The changing seasons herald steaming bowls of Chili. The instable weather of the coming Spring and of Autumn’s end are the times to sit down to this gut-warming classic of Capsicum hot peppers.
I love coffee, I love tea
I love the java jive and it loves me
Coffee and tea and the java and me
A cup, a cup, a cup, a cup, a cup
Boston bean (soy beans)
Green bean (cabbage and greens)
I’m not keen about a bean
Unless it is a chili chili bean (boy!)
– “Java Jive”
During the Great Depression of the 1930s, Chili became a life-saving meal for many because it could be made cheaply for hordes of hungry people. This stick-to-the-ribs dish was often served along with a cup of Joe, as this song from that era reflects. Chili, though, is a dish much older than the Great Depression.
In fact, two huge questions loom about Chili: What is it and what are its origins?
For most United Statiens, Chili is a spicy stew of red kidney beans, ground beef, tomatoes and lots of hot chili with other spices with its roots in Texas and the US Southwest – all formerly part of the Mexico.
The International Chili Society response to the query seems to support this. It states, “The mixture of meat, beans, peppers, and herbs was known to the Incas, Aztecs, and Mayan Indians long before Columbus and the conquistadores.”
And indeed, in ole Mexico, you will find beans spiced with lots of Capsicum and some pork fat back thrown in. But if you ask a Mexican about what United Statiens call Chili, you’ll most likely get a blank stare and a fierce denial that the dish has its roots south of the Río Bravo.

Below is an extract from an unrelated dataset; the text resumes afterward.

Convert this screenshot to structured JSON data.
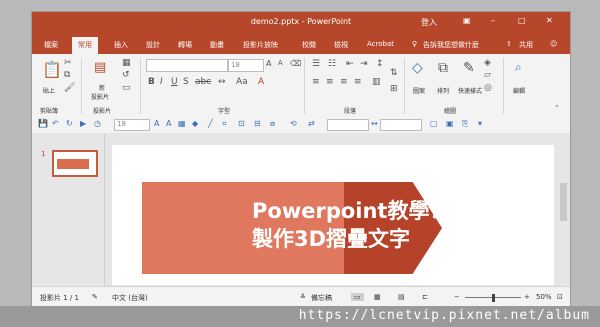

North of that river (called the Rio Grande by those Anglos on the other side), Texas claims Chili as its official state dish. According to legend, this Tex-Mex standard was born on the broad Texas plains during cattle drives. It was a dish easy to throw together over the evening campfire. And ask any down-home Texan, and you’ll get the emphatic answer that chili is ONLY meat and hot chili peppers – no beans and no tomatoes.
No matter – here’s my recipe, ideal for the hostel kitchen or on your camp stove. I’m a devoted chili bean aficionada, which makes this dish perfect for vegans, vegetarians – and yes, even carnivores!
Estimated cooking time: 20-30 minutes
For: Vegans, Vegetarians, Carnivores
2 tablespoons of oil
1 pound / ½ kilogram of beef (ground, or cut into 1/2 –inch / 1.5-centimeter chunks) – optional
1 large onion, diced
1 large green pepper, diced
2-3 cloves of garlic, finely minced
3 large tomatoes, diced
1 teaspoon salt
1 can of red or kidney beans
2-3 tablespoons chili powder and/or 1 hot pepper, minced
Heat the oil in a 3-liter pot. Add onion (and beef) and sauté until golden. Add the green pepper and garlic, sautéing until soft. If using fresh chili pepper, toss in and sauté until the aroma rises. Add the tomatoes and salt; sauté until tomatoes begin to juice.
Throw in the can of beans plus one can of water, and the chili powder. Mix well. Turn down the heat and allow the flavors to merge, about 15 to 20 minutes, stirring occasionally.
Serve hot with crackers crumbled in or with cornbread.
- In Mexico and Central America, the chili pepper is properly called chile (pronounced chee-lay). In South America, it is called ají (pronounced ah-hee).
- Chili powder can be difficult to find in some Latin American countries. When you find it, stock up! Note: Avoid ají para seco in Ecuador; this is primarily a coloring for food and has no kick.
- For extra seasonings, you may also add cumin (comino) or oregano (oregano).
- Vegetarians can add gluten, soy or other vegetable protein if they like.
- Some folk like to toss in diced carrot, zucchini, corn or other vegetables.
And for something different ….
- For a one-pot meal: After about 10 minutes, layer the top with cornbread batter. Cook covered for 15 minutes more, until the cornbread springs back when lightly touched. Do not stir the chili!
- You can also mix in ½ cup of quinoa with the beans. Increase water to 2 ½ cans.